Assigned task
Reproduce every record below exactly as written, but leave out any pictures.

══════════

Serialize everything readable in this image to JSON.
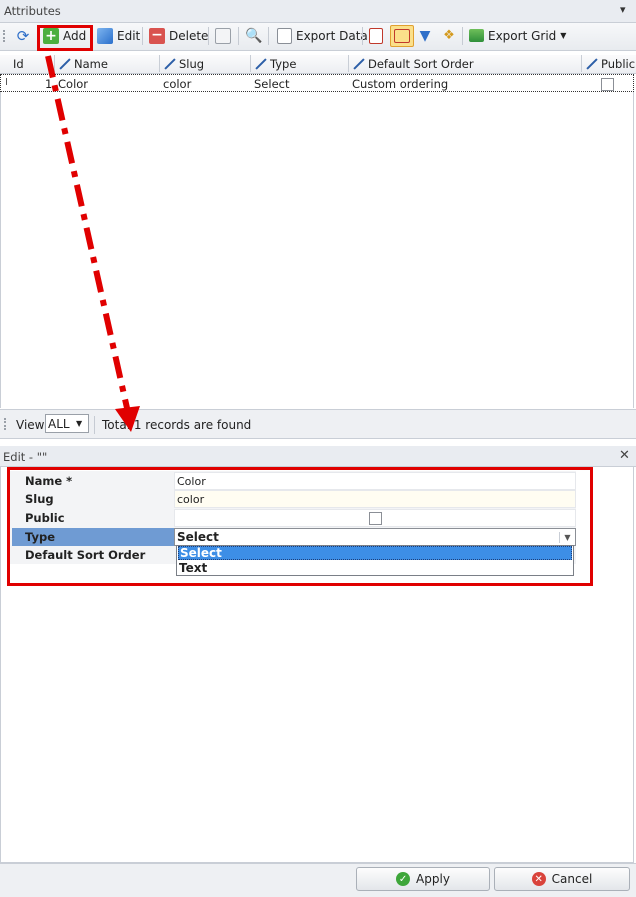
{
  "attributes_panel": {
    "title": "Attributes"
  },
  "toolbar": {
    "add_label": "Add",
    "edit_label": "Edit",
    "delete_label": "Delete",
    "export_data_label": "Export Data",
    "export_grid_label": "Export Grid"
  },
  "grid": {
    "columns": [
      "Id",
      "Name",
      "Slug",
      "Type",
      "Default Sort Order",
      "Public"
    ],
    "rows": [
      {
        "id": "1",
        "name": "Color",
        "slug": "color",
        "type": "Select",
        "default_sort_order": "Custom ordering",
        "public": false
      }
    ]
  },
  "footer": {
    "view_label": "View",
    "view_value": "ALL",
    "records_text": "Total 1 records are found"
  },
  "edit_panel": {
    "title": "Edit - \"\"",
    "fields": {
      "name_label": "Name *",
      "name_value": "Color",
      "slug_label": "Slug",
      "slug_value": "color",
      "public_label": "Public",
      "type_label": "Type",
      "type_value": "Select",
      "default_sort_label": "Default Sort Order"
    },
    "type_options": [
      "Select",
      "Text"
    ],
    "apply_label": "Apply",
    "cancel_label": "Cancel"
  },
  "colors": {
    "highlight_red": "#e00000",
    "selection_blue": "#3d8ee6",
    "row_select": "#6f9bd3"
  }
}
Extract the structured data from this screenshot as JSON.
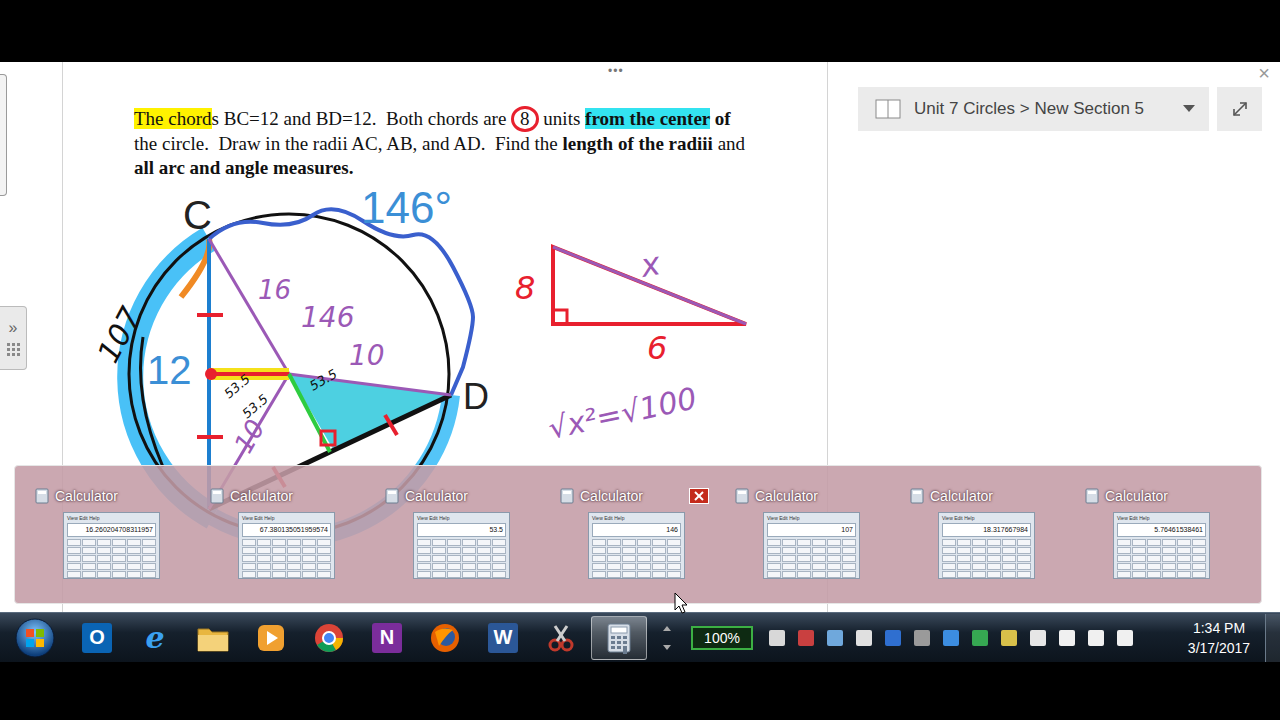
{
  "window": {
    "more": "•••",
    "close": "×",
    "expand_glyph": "»"
  },
  "problem": {
    "segments": [
      {
        "text": "The chord",
        "highlight": "yellow",
        "bold": false,
        "circled": false
      },
      {
        "text": "s BC=12 and BD=12.  Both chords are ",
        "highlight": "none",
        "bold": false,
        "circled": false
      },
      {
        "text": "8",
        "highlight": "none",
        "bold": false,
        "circled": true
      },
      {
        "text": " units ",
        "highlight": "none",
        "bold": false,
        "circled": false
      },
      {
        "text": "from the center",
        "highlight": "cyan",
        "bold": true,
        "circled": false
      },
      {
        "text": " of",
        "highlight": "none",
        "bold": true,
        "circled": false
      },
      {
        "text": " the circle.  Draw in the radii AC, AB, and AD.  Find the ",
        "highlight": "none",
        "bold": false,
        "circled": false
      },
      {
        "text": "length of the radiii",
        "highlight": "none",
        "bold": true,
        "circled": false
      },
      {
        "text": " and ",
        "highlight": "none",
        "bold": false,
        "circled": false
      },
      {
        "text": "all arc and angle measures.",
        "highlight": "none",
        "bold": true,
        "circled": false
      }
    ]
  },
  "diagram": {
    "labels": [
      {
        "text": "C"
      },
      {
        "text": "D"
      },
      {
        "text": "146°"
      },
      {
        "text": "12"
      }
    ],
    "annotations": [
      {
        "text": "107",
        "color": "#111111"
      },
      {
        "text": "16",
        "color": "#9b59b6"
      },
      {
        "text": "146",
        "color": "#9b59b6"
      },
      {
        "text": "10",
        "color": "#9b59b6"
      },
      {
        "text": "10",
        "color": "#9b59b6"
      },
      {
        "text": "53.5",
        "color": "#111111"
      },
      {
        "text": "53.5",
        "color": "#111111"
      },
      {
        "text": "53.5",
        "color": "#111111"
      },
      {
        "text": "8",
        "color": "#e8202e"
      },
      {
        "text": "x",
        "color": "#9b59b6"
      },
      {
        "text": "6",
        "color": "#e8202e"
      },
      {
        "text": "√x²=√100",
        "color": "#9b59b6"
      }
    ]
  },
  "breadcrumb": {
    "text": "Unit 7 Circles > New Section 5"
  },
  "thumbnail_menu": "View Edit Help",
  "thumbnails": [
    {
      "title": "Calculator",
      "display": "16.260204708311957",
      "hovered": false
    },
    {
      "title": "Calculator",
      "display": "67.380135051959574",
      "hovered": false
    },
    {
      "title": "Calculator",
      "display": "53.5",
      "hovered": false
    },
    {
      "title": "Calculator",
      "display": "146",
      "hovered": true
    },
    {
      "title": "Calculator",
      "display": "107",
      "hovered": false
    },
    {
      "title": "Calculator",
      "display": "18.317667984",
      "hovered": false
    },
    {
      "title": "Calculator",
      "display": "5.76461538461",
      "hovered": false
    }
  ],
  "taskbar": {
    "apps": [
      {
        "kind": "outlook",
        "glyph": "O",
        "active": false
      },
      {
        "kind": "ie",
        "glyph": "e",
        "active": false
      },
      {
        "kind": "explorer",
        "glyph": "",
        "active": false
      },
      {
        "kind": "media",
        "glyph": "",
        "active": false
      },
      {
        "kind": "chrome",
        "glyph": "",
        "active": false
      },
      {
        "kind": "onenote",
        "glyph": "N",
        "active": false
      },
      {
        "kind": "firefox",
        "glyph": "",
        "active": false
      },
      {
        "kind": "word",
        "glyph": "W",
        "active": false
      },
      {
        "kind": "snipping",
        "glyph": "",
        "active": false
      },
      {
        "kind": "calculator",
        "glyph": "",
        "active": true
      }
    ],
    "battery": "100%",
    "tray": [
      {
        "kind": "power"
      },
      {
        "kind": "keyboard"
      },
      {
        "kind": "book"
      },
      {
        "kind": "flag"
      },
      {
        "kind": "bluetooth"
      },
      {
        "kind": "network"
      },
      {
        "kind": "update"
      },
      {
        "kind": "shield"
      },
      {
        "kind": "security"
      },
      {
        "kind": "usb"
      },
      {
        "kind": "sync"
      },
      {
        "kind": "volume"
      },
      {
        "kind": "signal"
      }
    ],
    "time": "1:34 PM",
    "date": "3/17/2017"
  }
}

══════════

Your response
Serialize everything readable in this image to JSON.
{
  "attributes_panel": {
    "title": "Attributes"
  },
  "toolbar": {
    "add_label": "Add",
    "edit_label": "Edit",
    "delete_label": "Delete",
    "export_data_label": "Export Data",
    "export_grid_label": "Export Grid"
  },
  "grid": {
    "columns": [
      "Id",
      "Name",
      "Slug",
      "Type",
      "Default Sort Order",
      "Public"
    ],
    "rows": [
      {
        "id": "1",
        "name": "Color",
        "slug": "color",
        "type": "Select",
        "default_sort_order": "Custom ordering",
        "public": false
      }
    ]
  },
  "footer": {
    "view_label": "View",
    "view_value": "ALL",
    "records_text": "Total 1 records are found"
  },
  "edit_panel": {
    "title": "Edit - \"\"",
    "fields": {
      "name_label": "Name *",
      "name_value": "Color",
      "slug_label": "Slug",
      "slug_value": "color",
      "public_label": "Public",
      "type_label": "Type",
      "type_value": "Select",
      "default_sort_label": "Default Sort Order"
    },
    "type_options": [
      "Select",
      "Text"
    ],
    "apply_label": "Apply",
    "cancel_label": "Cancel"
  },
  "colors": {
    "highlight_red": "#e00000",
    "selection_blue": "#3d8ee6",
    "row_select": "#6f9bd3"
  }
}
Extract the structured data from this screenshot as JSON.
{
  "window": {
    "more": "•••",
    "close": "×",
    "expand_glyph": "»"
  },
  "problem": {
    "segments": [
      {
        "text": "The chord",
        "highlight": "yellow",
        "bold": false,
        "circled": false
      },
      {
        "text": "s BC=12 and BD=12.  Both chords are ",
        "highlight": "none",
        "bold": false,
        "circled": false
      },
      {
        "text": "8",
        "highlight": "none",
        "bold": false,
        "circled": true
      },
      {
        "text": " units ",
        "highlight": "none",
        "bold": false,
        "circled": false
      },
      {
        "text": "from the center",
        "highlight": "cyan",
        "bold": true,
        "circled": false
      },
      {
        "text": " of",
        "highlight": "none",
        "bold": true,
        "circled": false
      },
      {
        "text": " the circle.  Draw in the radii AC, AB, and AD.  Find the ",
        "highlight": "none",
        "bold": false,
        "circled": false
      },
      {
        "text": "length of the radiii",
        "highlight": "none",
        "bold": true,
        "circled": false
      },
      {
        "text": " and ",
        "highlight": "none",
        "bold": false,
        "circled": false
      },
      {
        "text": "all arc and angle measures.",
        "highlight": "none",
        "bold": true,
        "circled": false
      }
    ]
  },
  "diagram": {
    "labels": [
      {
        "text": "C"
      },
      {
        "text": "D"
      },
      {
        "text": "146°"
      },
      {
        "text": "12"
      }
    ],
    "annotations": [
      {
        "text": "107",
        "color": "#111111"
      },
      {
        "text": "16",
        "color": "#9b59b6"
      },
      {
        "text": "146",
        "color": "#9b59b6"
      },
      {
        "text": "10",
        "color": "#9b59b6"
      },
      {
        "text": "10",
        "color": "#9b59b6"
      },
      {
        "text": "53.5",
        "color": "#111111"
      },
      {
        "text": "53.5",
        "color": "#111111"
      },
      {
        "text": "53.5",
        "color": "#111111"
      },
      {
        "text": "8",
        "color": "#e8202e"
      },
      {
        "text": "x",
        "color": "#9b59b6"
      },
      {
        "text": "6",
        "color": "#e8202e"
      },
      {
        "text": "√x²=√100",
        "color": "#9b59b6"
      }
    ]
  },
  "breadcrumb": {
    "text": "Unit 7 Circles > New Section 5"
  },
  "thumbnail_menu": "View Edit Help",
  "thumbnails": [
    {
      "title": "Calculator",
      "display": "16.260204708311957",
      "hovered": false
    },
    {
      "title": "Calculator",
      "display": "67.380135051959574",
      "hovered": false
    },
    {
      "title": "Calculator",
      "display": "53.5",
      "hovered": false
    },
    {
      "title": "Calculator",
      "display": "146",
      "hovered": true
    },
    {
      "title": "Calculator",
      "display": "107",
      "hovered": false
    },
    {
      "title": "Calculator",
      "display": "18.317667984",
      "hovered": false
    },
    {
      "title": "Calculator",
      "display": "5.76461538461",
      "hovered": false
    }
  ],
  "taskbar": {
    "apps": [
      {
        "kind": "outlook",
        "glyph": "O",
        "active": false
      },
      {
        "kind": "ie",
        "glyph": "e",
        "active": false
      },
      {
        "kind": "explorer",
        "glyph": "",
        "active": false
      },
      {
        "kind": "media",
        "glyph": "",
        "active": false
      },
      {
        "kind": "chrome",
        "glyph": "",
        "active": false
      },
      {
        "kind": "onenote",
        "glyph": "N",
        "active": false
      },
      {
        "kind": "firefox",
        "glyph": "",
        "active": false
      },
      {
        "kind": "word",
        "glyph": "W",
        "active": false
      },
      {
        "kind": "snipping",
        "glyph": "",
        "active": false
      },
      {
        "kind": "calculator",
        "glyph": "",
        "active": true
      }
    ],
    "battery": "100%",
    "tray": [
      {
        "kind": "power"
      },
      {
        "kind": "keyboard"
      },
      {
        "kind": "book"
      },
      {
        "kind": "flag"
      },
      {
        "kind": "bluetooth"
      },
      {
        "kind": "network"
      },
      {
        "kind": "update"
      },
      {
        "kind": "shield"
      },
      {
        "kind": "security"
      },
      {
        "kind": "usb"
      },
      {
        "kind": "sync"
      },
      {
        "kind": "volume"
      },
      {
        "kind": "signal"
      }
    ],
    "time": "1:34 PM",
    "date": "3/17/2017"
  }
}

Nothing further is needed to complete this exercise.